■ DIRECTIONS ■
What you return should be every record, retyped without a single change.

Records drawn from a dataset
◇ ◇ ◇

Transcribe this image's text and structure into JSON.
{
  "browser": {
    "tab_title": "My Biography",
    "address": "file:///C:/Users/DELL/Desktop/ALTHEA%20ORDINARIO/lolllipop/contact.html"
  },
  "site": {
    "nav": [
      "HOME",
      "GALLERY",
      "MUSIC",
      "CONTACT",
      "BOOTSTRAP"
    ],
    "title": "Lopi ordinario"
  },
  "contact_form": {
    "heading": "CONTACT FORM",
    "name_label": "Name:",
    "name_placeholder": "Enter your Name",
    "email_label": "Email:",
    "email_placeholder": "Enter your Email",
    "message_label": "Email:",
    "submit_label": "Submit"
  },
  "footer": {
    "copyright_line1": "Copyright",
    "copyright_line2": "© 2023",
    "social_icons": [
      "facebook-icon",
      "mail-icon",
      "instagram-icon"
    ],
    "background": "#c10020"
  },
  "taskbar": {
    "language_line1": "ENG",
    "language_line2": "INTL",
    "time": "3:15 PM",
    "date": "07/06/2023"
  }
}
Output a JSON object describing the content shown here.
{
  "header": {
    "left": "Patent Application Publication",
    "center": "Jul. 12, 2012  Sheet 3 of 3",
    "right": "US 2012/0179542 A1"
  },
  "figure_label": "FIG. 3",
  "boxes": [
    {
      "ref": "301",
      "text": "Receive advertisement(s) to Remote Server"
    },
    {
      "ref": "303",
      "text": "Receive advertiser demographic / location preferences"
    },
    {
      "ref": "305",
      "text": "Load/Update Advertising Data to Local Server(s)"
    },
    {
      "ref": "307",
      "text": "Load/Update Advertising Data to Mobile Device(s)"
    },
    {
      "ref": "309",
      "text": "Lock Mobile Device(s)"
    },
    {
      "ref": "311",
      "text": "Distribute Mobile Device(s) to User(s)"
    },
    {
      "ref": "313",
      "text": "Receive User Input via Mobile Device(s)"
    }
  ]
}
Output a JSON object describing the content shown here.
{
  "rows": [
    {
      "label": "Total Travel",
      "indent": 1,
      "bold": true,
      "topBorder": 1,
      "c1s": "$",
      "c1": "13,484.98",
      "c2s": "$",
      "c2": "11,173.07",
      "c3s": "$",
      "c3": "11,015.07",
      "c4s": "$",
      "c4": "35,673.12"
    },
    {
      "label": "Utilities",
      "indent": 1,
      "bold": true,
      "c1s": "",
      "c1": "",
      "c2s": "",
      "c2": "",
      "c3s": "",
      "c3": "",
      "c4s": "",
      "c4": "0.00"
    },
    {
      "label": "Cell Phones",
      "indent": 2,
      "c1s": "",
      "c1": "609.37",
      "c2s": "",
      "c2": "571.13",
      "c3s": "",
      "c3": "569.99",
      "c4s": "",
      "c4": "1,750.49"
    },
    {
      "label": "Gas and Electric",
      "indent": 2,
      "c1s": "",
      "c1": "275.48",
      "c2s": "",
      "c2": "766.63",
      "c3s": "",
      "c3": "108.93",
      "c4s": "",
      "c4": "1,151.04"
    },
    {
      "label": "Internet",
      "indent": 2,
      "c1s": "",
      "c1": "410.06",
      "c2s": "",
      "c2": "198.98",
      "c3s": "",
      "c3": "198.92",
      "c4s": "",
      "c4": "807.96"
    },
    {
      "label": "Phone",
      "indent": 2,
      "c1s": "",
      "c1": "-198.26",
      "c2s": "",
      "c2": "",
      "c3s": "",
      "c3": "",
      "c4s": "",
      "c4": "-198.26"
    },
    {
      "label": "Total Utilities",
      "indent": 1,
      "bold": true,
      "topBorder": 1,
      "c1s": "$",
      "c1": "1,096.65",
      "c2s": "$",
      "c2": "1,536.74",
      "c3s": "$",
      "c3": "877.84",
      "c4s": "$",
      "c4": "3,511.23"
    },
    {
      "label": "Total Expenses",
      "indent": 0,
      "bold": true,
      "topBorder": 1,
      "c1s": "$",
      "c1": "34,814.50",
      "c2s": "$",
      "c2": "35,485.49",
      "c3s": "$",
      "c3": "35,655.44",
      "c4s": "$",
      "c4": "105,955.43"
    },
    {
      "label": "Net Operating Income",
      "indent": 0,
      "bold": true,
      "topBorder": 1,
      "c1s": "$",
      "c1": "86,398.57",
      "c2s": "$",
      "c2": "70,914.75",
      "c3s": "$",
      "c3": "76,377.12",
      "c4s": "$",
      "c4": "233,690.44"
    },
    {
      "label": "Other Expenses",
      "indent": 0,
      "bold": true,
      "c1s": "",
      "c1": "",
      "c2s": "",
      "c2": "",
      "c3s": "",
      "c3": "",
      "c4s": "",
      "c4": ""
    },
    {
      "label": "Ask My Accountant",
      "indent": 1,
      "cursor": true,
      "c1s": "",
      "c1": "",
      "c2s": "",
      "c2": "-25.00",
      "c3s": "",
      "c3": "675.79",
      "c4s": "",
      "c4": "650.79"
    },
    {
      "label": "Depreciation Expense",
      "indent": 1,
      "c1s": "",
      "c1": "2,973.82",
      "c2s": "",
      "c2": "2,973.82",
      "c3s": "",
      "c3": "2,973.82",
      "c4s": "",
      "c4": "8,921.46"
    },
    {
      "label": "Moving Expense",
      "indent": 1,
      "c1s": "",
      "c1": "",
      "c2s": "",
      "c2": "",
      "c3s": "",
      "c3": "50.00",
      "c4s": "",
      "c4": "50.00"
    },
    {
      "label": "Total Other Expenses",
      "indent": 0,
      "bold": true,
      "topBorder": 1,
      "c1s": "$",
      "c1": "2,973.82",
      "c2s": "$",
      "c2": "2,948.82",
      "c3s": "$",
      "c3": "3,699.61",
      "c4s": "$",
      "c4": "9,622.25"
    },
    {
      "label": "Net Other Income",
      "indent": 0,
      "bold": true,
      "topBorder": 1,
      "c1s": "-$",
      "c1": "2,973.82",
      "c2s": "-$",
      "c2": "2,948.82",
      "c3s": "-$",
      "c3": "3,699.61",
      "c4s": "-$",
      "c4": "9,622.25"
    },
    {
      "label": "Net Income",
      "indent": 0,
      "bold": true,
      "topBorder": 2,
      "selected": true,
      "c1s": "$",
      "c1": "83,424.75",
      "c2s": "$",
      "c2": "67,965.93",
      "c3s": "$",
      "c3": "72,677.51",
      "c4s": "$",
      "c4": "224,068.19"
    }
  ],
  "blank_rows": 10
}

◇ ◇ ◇

■ WRITTEN ANSWER ■
Transcribe this image's text and structure into JSON.
{
  "browser": {
    "tab_title": "My Biography",
    "address": "file:///C:/Users/DELL/Desktop/ALTHEA%20ORDINARIO/lolllipop/contact.html"
  },
  "site": {
    "nav": [
      "HOME",
      "GALLERY",
      "MUSIC",
      "CONTACT",
      "BOOTSTRAP"
    ],
    "title": "Lopi ordinario"
  },
  "contact_form": {
    "heading": "CONTACT FORM",
    "name_label": "Name:",
    "name_placeholder": "Enter your Name",
    "email_label": "Email:",
    "email_placeholder": "Enter your Email",
    "message_label": "Email:",
    "submit_label": "Submit"
  },
  "footer": {
    "copyright_line1": "Copyright",
    "copyright_line2": "© 2023",
    "social_icons": [
      "facebook-icon",
      "mail-icon",
      "instagram-icon"
    ],
    "background": "#c10020"
  },
  "taskbar": {
    "language_line1": "ENG",
    "language_line2": "INTL",
    "time": "3:15 PM",
    "date": "07/06/2023"
  }
}
Output a JSON object describing the content shown here.
{
  "header": {
    "left": "Patent Application Publication",
    "center": "Jul. 12, 2012  Sheet 3 of 3",
    "right": "US 2012/0179542 A1"
  },
  "figure_label": "FIG. 3",
  "boxes": [
    {
      "ref": "301",
      "text": "Receive advertisement(s) to Remote Server"
    },
    {
      "ref": "303",
      "text": "Receive advertiser demographic / location preferences"
    },
    {
      "ref": "305",
      "text": "Load/Update Advertising Data to Local Server(s)"
    },
    {
      "ref": "307",
      "text": "Load/Update Advertising Data to Mobile Device(s)"
    },
    {
      "ref": "309",
      "text": "Lock Mobile Device(s)"
    },
    {
      "ref": "311",
      "text": "Distribute Mobile Device(s) to User(s)"
    },
    {
      "ref": "313",
      "text": "Receive User Input via Mobile Device(s)"
    }
  ]
}
Output a JSON object describing the content shown here.
{
  "rows": [
    {
      "label": "Total Travel",
      "indent": 1,
      "bold": true,
      "topBorder": 1,
      "c1s": "$",
      "c1": "13,484.98",
      "c2s": "$",
      "c2": "11,173.07",
      "c3s": "$",
      "c3": "11,015.07",
      "c4s": "$",
      "c4": "35,673.12"
    },
    {
      "label": "Utilities",
      "indent": 1,
      "bold": true,
      "c1s": "",
      "c1": "",
      "c2s": "",
      "c2": "",
      "c3s": "",
      "c3": "",
      "c4s": "",
      "c4": "0.00"
    },
    {
      "label": "Cell Phones",
      "indent": 2,
      "c1s": "",
      "c1": "609.37",
      "c2s": "",
      "c2": "571.13",
      "c3s": "",
      "c3": "569.99",
      "c4s": "",
      "c4": "1,750.49"
    },
    {
      "label": "Gas and Electric",
      "indent": 2,
      "c1s": "",
      "c1": "275.48",
      "c2s": "",
      "c2": "766.63",
      "c3s": "",
      "c3": "108.93",
      "c4s": "",
      "c4": "1,151.04"
    },
    {
      "label": "Internet",
      "indent": 2,
      "c1s": "",
      "c1": "410.06",
      "c2s": "",
      "c2": "198.98",
      "c3s": "",
      "c3": "198.92",
      "c4s": "",
      "c4": "807.96"
    },
    {
      "label": "Phone",
      "indent": 2,
      "c1s": "",
      "c1": "-198.26",
      "c2s": "",
      "c2": "",
      "c3s": "",
      "c3": "",
      "c4s": "",
      "c4": "-198.26"
    },
    {
      "label": "Total Utilities",
      "indent": 1,
      "bold": true,
      "topBorder": 1,
      "c1s": "$",
      "c1": "1,096.65",
      "c2s": "$",
      "c2": "1,536.74",
      "c3s": "$",
      "c3": "877.84",
      "c4s": "$",
      "c4": "3,511.23"
    },
    {
      "label": "Total Expenses",
      "indent": 0,
      "bold": true,
      "topBorder": 1,
      "c1s": "$",
      "c1": "34,814.50",
      "c2s": "$",
      "c2": "35,485.49",
      "c3s": "$",
      "c3": "35,655.44",
      "c4s": "$",
      "c4": "105,955.43"
    },
    {
      "label": "Net Operating Income",
      "indent": 0,
      "bold": true,
      "topBorder": 1,
      "c1s": "$",
      "c1": "86,398.57",
      "c2s": "$",
      "c2": "70,914.75",
      "c3s": "$",
      "c3": "76,377.12",
      "c4s": "$",
      "c4": "233,690.44"
    },
    {
      "label": "Other Expenses",
      "indent": 0,
      "bold": true,
      "c1s": "",
      "c1": "",
      "c2s": "",
      "c2": "",
      "c3s": "",
      "c3": "",
      "c4s": "",
      "c4": ""
    },
    {
      "label": "Ask My Accountant",
      "indent": 1,
      "cursor": true,
      "c1s": "",
      "c1": "",
      "c2s": "",
      "c2": "-25.00",
      "c3s": "",
      "c3": "675.79",
      "c4s": "",
      "c4": "650.79"
    },
    {
      "label": "Depreciation Expense",
      "indent": 1,
      "c1s": "",
      "c1": "2,973.82",
      "c2s": "",
      "c2": "2,973.82",
      "c3s": "",
      "c3": "2,973.82",
      "c4s": "",
      "c4": "8,921.46"
    },
    {
      "label": "Moving Expense",
      "indent": 1,
      "c1s": "",
      "c1": "",
      "c2s": "",
      "c2": "",
      "c3s": "",
      "c3": "50.00",
      "c4s": "",
      "c4": "50.00"
    },
    {
      "label": "Total Other Expenses",
      "indent": 0,
      "bold": true,
      "topBorder": 1,
      "c1s": "$",
      "c1": "2,973.82",
      "c2s": "$",
      "c2": "2,948.82",
      "c3s": "$",
      "c3": "3,699.61",
      "c4s": "$",
      "c4": "9,622.25"
    },
    {
      "label": "Net Other Income",
      "indent": 0,
      "bold": true,
      "topBorder": 1,
      "c1s": "-$",
      "c1": "2,973.82",
      "c2s": "-$",
      "c2": "2,948.82",
      "c3s": "-$",
      "c3": "3,699.61",
      "c4s": "-$",
      "c4": "9,622.25"
    },
    {
      "label": "Net Income",
      "indent": 0,
      "bold": true,
      "topBorder": 2,
      "selected": true,
      "c1s": "$",
      "c1": "83,424.75",
      "c2s": "$",
      "c2": "67,965.93",
      "c3s": "$",
      "c3": "72,677.51",
      "c4s": "$",
      "c4": "224,068.19"
    }
  ],
  "blank_rows": 10
}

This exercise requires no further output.